More waltzing into dance class
April 30, 2009 · Updated 12:49 PM
By Brenda Sexton
Steve and Denice Bergerson of Enumclaw hired a swing band for their daughter's upcoming wedding, but they couldn't dance. Well, at least not as well as they wanted.
So for the past five Wednesday nights, the two have been twisting and turning across the Thunder Mountain Middle School commons floor with nearly 30 other beginning dancers in Tom Clifton's Green River Community College East Coast Swing class.
“We wanted to make sure we could dance,” Steve said. Joining the Bergersons each week were the bride-to-be's aunt and uncle Mark and Karen Sargent of Lake Tapps.
“This was a fun environment, everyone was very nice,” Karen said.
Learning to dance for a big event was just one of the reasons that brought dancers into Clifton's class. Exercise was another reason. Meeting people was also on the list. One woman said she had been waiting 30 years to take dance lessons with her husband.
And others like Aaron Mayer and Candice Culver said they just want to look good on the dance floor.
“It's fun,” they said. “More people should do it.”
According to Green River Community College's Enumclaw campus Director Diane Anderson and Clifton, more people are doing it.
Anderson said dance class numbers have soared.
“The numbers have exploded lately,” said Clifton, who has also seen increases in his Kirkland, Seattle and Auburn classes. “We've had to turn people away.”
Television's “Dancing with the Stars” hasn't hurt.
“A lot of people see the dance stuff on TV and say, ‘I wonder if I can do that?'”
The answer, Clifton says, is “yes.”
“Actually, it's amazing what we learned in five classes, five hours,” Denice Bergerson said.
Clifton's Introduction to Ballroom class, for example, covers foxtrot, tango, waltz and maybe a rumba.
“They'll learn three to five patterns of each dance,” Clifton said. “Enough to make you dangerous on the dance floor.”
It's just a sampling.
“They learn the basics,” Clifton said. “And I encourage them to get out.
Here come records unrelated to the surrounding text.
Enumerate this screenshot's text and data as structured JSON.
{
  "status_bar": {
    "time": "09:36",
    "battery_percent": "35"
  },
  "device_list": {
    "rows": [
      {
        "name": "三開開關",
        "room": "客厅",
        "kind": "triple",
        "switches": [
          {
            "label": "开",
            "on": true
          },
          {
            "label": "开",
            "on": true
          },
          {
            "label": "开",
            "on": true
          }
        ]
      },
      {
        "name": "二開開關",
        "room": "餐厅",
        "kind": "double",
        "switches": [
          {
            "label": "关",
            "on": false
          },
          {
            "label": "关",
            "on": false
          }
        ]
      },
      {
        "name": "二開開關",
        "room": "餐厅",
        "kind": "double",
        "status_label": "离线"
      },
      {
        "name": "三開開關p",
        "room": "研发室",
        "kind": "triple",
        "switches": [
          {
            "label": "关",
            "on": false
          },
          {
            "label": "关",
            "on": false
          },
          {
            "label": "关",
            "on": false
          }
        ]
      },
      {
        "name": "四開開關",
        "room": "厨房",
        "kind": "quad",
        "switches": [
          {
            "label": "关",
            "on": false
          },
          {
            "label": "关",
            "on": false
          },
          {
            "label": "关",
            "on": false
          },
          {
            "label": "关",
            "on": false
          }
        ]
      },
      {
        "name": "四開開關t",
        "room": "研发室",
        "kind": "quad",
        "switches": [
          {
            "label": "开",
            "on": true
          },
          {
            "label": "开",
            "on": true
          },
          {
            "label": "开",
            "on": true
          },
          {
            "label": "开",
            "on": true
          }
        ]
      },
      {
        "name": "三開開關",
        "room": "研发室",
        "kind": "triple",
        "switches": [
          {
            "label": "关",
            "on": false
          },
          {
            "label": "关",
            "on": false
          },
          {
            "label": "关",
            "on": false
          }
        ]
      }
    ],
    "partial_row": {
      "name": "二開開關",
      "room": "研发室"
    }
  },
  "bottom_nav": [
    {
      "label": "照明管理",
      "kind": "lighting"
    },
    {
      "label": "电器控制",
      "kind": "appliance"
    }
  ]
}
If you don't use it you tend to lose it.”
He said there are plenty of dance clubs in the area, and all Clifton's students will get an opportunity to show off their moves locally, if they choose, at a public fund raiser hosted by the Plateau Community Orchestra and Enumclaw High jazz band May 13 in the EHS commons.
Clifton, who started with country dancing as a way to meet people after a liver transplant and divorce, said dance lessons are just as much a social event as putting together a series of steps.
“It goes beyond relating to an era,” said Clifton, whose classes bring in singles and couples ranging in age from early 20s to well into the Boomer generation. “A lot of people are looking for an outlet, something to do together. Single people are looking to meet other people.”
And it doesn't have to be ballroom or East Coast swing. Clifton can teach the gamut - country, Latin, West coast swing. He's also a member of The Seattle Hustle Club.
He said there are even new crazes coming out like swango, a combination of swing and tango.
“The class doesn't cost and arm and a leg and it's not intimidating,” Clifton said.
The next group of Green River Enumclaw classes - country, West Coast swing and ballroom - begin April 19. For information contact the campus at 253-833-9111.
The city of Enumclaw Parks, Recreation and Cultural Arts Program also offers a ballroom dance class, although organizer Michelle Larsen said it hasn't been as popular as Green River's, “but we've had a lot of inquiries.”
She said former dance studio owner Dee Owens teaches the beginning and intermediate ballroom classes at the Enumclaw Senior Activity Center. The next series of weekly offerings begins April 5 from 6:30 to 8 p.m. and 8 to 9:30 p.m. Students will learn the foxtrot, waltz, swing, cha cha, rumba, mambo, tango and samba.
Brenda Sexton can be reached at email@example.com.